Bitcoin halving

As an open source project, bitcoin contains code that allows what is known as a "bitcoin halving event" to occur. This line of code means that after every 210,000 blocks are mined, roughly every four years, the transaction processing reward received by bitcoin miners is halved. This event is referred to as halving because it halves the rate at which new bitcoins are released into circulation. Bitcoin thus forces synthetic price inflation until all bitcoins are released.

It can also be found in the code that at most 64 halvings will occur in the history of bitcoin. This means that a maximum of 21 million bitcoins will be created. That is, after 64 halvings, there will be no more bitcoins to be mined. This event is due to occur in 2140.

What changes occur in bitcoin halving?

Since bitcoin halving is a major event, it has a significant impact on the various parties involved in the bitcoin network.

As a result of a decrease in supply and an increase in demand, cryptocurrency prices generally increase, which is good news for investors. Thus, trading activity on the bitcoin blockchain is increasing.

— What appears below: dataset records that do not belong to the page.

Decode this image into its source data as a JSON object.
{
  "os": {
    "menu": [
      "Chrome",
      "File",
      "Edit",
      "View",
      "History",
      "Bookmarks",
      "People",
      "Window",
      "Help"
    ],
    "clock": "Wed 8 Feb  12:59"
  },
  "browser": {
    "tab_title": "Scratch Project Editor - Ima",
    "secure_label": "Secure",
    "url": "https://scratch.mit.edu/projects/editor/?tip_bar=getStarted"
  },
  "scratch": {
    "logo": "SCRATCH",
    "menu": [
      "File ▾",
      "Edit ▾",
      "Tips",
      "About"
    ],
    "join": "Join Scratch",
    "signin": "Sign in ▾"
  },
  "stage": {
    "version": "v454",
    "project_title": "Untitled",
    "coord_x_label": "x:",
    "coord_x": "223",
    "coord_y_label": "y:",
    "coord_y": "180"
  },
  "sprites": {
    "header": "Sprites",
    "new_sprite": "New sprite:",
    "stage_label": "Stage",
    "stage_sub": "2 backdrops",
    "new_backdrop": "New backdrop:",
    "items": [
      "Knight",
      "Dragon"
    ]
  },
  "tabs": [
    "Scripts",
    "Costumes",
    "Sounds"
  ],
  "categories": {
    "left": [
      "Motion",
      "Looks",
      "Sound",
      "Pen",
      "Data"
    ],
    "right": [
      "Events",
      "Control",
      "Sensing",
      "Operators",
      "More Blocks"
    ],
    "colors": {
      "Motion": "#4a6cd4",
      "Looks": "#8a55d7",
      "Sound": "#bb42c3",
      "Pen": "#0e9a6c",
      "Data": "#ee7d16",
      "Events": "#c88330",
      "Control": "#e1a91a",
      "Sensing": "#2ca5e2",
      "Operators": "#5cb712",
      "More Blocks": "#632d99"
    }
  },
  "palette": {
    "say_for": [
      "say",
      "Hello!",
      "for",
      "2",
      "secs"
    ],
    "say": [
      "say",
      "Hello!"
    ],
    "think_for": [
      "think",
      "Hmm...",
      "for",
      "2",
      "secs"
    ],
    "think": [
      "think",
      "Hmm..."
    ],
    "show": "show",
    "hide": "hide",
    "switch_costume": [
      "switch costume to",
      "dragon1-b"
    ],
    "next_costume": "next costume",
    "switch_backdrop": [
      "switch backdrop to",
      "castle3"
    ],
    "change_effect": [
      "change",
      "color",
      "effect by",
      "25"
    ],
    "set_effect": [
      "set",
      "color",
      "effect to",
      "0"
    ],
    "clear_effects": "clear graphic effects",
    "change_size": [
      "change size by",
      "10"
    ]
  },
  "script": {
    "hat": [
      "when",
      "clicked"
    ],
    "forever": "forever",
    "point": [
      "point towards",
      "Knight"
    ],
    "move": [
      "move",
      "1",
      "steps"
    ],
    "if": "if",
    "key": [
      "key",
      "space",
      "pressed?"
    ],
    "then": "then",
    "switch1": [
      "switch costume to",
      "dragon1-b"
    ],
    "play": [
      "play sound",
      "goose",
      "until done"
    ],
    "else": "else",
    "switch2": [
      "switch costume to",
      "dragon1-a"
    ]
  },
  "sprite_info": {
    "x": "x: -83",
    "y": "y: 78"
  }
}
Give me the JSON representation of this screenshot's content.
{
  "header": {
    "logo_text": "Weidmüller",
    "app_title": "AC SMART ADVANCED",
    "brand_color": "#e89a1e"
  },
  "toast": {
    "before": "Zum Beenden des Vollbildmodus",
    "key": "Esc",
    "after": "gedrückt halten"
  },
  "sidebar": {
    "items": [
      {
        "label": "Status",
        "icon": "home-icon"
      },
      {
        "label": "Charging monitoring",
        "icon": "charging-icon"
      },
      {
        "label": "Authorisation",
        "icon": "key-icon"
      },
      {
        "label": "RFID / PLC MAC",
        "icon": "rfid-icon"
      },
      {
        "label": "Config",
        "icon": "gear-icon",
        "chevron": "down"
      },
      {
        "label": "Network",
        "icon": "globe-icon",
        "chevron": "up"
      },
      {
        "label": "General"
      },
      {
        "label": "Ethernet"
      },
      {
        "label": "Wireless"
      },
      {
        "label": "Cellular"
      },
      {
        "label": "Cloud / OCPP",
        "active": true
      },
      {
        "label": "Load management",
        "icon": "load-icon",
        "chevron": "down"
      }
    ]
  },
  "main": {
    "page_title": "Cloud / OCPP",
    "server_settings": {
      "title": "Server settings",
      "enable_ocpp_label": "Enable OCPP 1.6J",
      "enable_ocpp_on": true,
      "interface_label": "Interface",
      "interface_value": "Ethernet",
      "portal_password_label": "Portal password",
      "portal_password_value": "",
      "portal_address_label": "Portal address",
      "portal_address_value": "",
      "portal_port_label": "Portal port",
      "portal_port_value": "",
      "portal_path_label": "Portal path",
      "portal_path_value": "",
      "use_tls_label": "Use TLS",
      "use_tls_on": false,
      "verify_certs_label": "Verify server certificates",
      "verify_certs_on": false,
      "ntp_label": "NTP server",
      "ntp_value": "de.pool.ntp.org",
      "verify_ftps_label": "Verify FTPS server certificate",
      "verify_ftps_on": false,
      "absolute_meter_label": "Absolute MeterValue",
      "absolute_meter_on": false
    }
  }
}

However, as far as miners are concerned, fewer rewards may make it harder for individual miners or small mining organisations to survive in the bitcoin ecosystem, as it is difficult for them to compete with large mining organisations. According to research, bitcoin's mining capacity is countercyclical to its price. When the price of a cryptocurrency increases, the number of miners in its ecosystem decreases, and vice versa. A bitcoin halving event is characterised by an increase in price, but on the other hand, it can also increase the likelihood of an attack on the bitcoin network as many miners move out of its network, reducing its security.

What happens when all the bitcoins are mined?

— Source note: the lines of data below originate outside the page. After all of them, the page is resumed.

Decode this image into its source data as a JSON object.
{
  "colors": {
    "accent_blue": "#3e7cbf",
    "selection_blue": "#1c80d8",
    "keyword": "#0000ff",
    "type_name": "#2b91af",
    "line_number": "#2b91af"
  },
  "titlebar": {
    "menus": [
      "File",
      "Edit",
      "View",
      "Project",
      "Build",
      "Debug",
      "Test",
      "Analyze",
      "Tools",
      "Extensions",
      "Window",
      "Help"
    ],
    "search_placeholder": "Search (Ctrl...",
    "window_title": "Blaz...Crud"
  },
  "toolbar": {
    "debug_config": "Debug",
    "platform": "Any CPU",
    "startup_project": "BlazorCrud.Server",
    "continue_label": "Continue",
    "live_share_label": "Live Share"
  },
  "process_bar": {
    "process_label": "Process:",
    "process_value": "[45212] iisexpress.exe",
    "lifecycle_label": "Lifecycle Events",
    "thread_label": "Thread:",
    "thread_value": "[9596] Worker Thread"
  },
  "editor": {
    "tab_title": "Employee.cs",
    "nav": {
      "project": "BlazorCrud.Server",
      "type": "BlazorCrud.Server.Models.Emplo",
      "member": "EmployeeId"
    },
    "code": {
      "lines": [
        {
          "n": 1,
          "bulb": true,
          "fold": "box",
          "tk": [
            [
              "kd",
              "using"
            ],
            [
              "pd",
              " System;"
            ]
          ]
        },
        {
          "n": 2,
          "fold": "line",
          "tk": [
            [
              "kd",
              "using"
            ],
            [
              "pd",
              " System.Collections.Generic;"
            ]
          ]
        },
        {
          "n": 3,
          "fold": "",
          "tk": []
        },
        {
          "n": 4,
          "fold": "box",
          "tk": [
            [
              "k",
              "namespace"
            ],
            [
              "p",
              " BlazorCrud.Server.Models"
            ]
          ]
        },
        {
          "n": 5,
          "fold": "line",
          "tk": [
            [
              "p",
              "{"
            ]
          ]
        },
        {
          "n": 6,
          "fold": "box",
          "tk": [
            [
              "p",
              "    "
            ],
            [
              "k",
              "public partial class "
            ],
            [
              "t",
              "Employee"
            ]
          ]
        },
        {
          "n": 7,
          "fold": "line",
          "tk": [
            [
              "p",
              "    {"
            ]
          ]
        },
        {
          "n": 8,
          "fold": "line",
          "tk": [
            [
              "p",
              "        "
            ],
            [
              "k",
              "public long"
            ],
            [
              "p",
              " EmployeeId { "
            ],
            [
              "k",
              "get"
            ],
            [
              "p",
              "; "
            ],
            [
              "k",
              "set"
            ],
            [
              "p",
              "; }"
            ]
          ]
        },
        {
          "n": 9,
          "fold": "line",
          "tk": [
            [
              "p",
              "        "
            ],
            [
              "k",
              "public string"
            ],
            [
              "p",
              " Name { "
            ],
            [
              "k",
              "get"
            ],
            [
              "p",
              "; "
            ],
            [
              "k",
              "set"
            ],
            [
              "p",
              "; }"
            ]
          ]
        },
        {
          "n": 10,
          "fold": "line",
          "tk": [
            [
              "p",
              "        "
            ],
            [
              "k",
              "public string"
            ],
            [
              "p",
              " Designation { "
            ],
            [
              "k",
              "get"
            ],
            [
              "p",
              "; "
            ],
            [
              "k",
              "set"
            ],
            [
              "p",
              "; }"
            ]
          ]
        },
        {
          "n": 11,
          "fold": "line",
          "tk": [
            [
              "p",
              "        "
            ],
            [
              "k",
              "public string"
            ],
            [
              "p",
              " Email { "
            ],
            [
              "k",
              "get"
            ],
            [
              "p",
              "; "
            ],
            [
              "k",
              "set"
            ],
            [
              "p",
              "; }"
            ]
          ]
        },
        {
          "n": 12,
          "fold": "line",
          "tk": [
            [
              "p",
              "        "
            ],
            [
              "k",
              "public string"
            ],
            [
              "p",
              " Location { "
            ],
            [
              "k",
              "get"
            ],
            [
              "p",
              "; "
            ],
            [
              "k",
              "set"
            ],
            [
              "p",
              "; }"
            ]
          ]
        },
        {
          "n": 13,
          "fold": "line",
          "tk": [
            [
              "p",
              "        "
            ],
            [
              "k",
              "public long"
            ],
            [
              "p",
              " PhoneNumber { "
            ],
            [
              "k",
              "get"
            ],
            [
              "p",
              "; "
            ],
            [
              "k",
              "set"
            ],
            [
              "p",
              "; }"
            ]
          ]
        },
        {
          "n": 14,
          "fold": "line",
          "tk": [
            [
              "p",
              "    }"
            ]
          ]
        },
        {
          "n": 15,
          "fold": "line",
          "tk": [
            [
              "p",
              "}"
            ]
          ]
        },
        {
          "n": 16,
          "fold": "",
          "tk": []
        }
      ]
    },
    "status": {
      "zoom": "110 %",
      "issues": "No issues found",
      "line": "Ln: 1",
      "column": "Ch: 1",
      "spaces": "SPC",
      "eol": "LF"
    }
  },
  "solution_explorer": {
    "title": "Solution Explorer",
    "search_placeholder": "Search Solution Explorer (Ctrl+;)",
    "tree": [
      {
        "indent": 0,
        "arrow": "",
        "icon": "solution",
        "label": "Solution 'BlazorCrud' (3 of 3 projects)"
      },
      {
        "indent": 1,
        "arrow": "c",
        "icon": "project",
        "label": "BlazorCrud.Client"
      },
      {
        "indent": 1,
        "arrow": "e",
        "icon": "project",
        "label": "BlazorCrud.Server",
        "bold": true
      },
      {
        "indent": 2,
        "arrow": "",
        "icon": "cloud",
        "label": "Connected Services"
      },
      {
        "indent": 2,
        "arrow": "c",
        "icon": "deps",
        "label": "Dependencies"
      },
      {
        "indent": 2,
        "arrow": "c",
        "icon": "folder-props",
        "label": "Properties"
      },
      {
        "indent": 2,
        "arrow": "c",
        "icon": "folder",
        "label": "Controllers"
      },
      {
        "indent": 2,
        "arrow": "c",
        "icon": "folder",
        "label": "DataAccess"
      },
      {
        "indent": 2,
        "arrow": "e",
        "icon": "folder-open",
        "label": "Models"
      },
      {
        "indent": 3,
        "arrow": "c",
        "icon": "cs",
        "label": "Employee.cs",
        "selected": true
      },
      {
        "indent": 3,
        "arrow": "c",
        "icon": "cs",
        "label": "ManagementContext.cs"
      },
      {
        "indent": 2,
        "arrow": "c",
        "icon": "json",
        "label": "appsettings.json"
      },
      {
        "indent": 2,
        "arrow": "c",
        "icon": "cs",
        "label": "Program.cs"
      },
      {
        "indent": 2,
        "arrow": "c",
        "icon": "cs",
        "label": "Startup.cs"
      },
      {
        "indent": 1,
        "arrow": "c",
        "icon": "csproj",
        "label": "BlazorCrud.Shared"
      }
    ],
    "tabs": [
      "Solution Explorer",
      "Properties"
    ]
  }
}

At the end of August 2022, there were approximately 19.1 million bitcoins in circulation, leaving only approximately 1.9 million bitcoins to be released through mining rewards. Of that number, more than 3.7 million of all bitcoins have already been irretrievably lost, according to a study by Chainalysis. So what can we expect in 2140? Will miners still have an incentive to verify transactions without mining any bitcoin?

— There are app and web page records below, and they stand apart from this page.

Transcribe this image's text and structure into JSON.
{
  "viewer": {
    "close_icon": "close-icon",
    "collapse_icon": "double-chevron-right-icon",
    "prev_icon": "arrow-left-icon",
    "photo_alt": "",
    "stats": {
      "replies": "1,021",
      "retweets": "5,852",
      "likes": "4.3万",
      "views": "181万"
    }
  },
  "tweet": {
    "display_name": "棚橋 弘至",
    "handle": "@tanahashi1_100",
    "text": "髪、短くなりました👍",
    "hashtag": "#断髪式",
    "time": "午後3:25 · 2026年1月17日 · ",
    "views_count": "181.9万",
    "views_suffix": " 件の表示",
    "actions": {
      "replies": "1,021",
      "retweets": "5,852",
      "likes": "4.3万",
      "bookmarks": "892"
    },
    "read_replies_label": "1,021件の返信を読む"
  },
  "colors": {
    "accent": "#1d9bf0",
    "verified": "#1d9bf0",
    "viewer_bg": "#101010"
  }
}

Bitcoin creator Satoshi Nakamoto predicted that in that period, and long before, miners would be motivated not only by newly mined bitcoins, but also by the fees they would charge for verifying transactions. This "motivation" was already hinted at in 2017 and the associated huge rise in the price of bitcoin. The network was so overloaded that transactions were queued for hours because miners could not verify them. This caused transaction fees to soar as miners favoured those with higher set "fees". At that time, the average fees per transaction were as high as $54.

So yes, when all the bitcoins are mined, it is assumed that the bitcoin network will continue to operate as before.

When will the next bitcoin halving occur?

The last bitcoin halving occurred on May 11, 2020. The next halving will occur on this date in 2024. From the previous reward of 6.25 BTC per block mined (once every 10 minutes on average), the reward for a successful miner who managed to solve a complicated mathematical problem will drop to 3.125 BTC. This reward will be valid for the next four years until the reward is halved again. Over time, the impact of each halving will diminish as the reward per block approaches zero.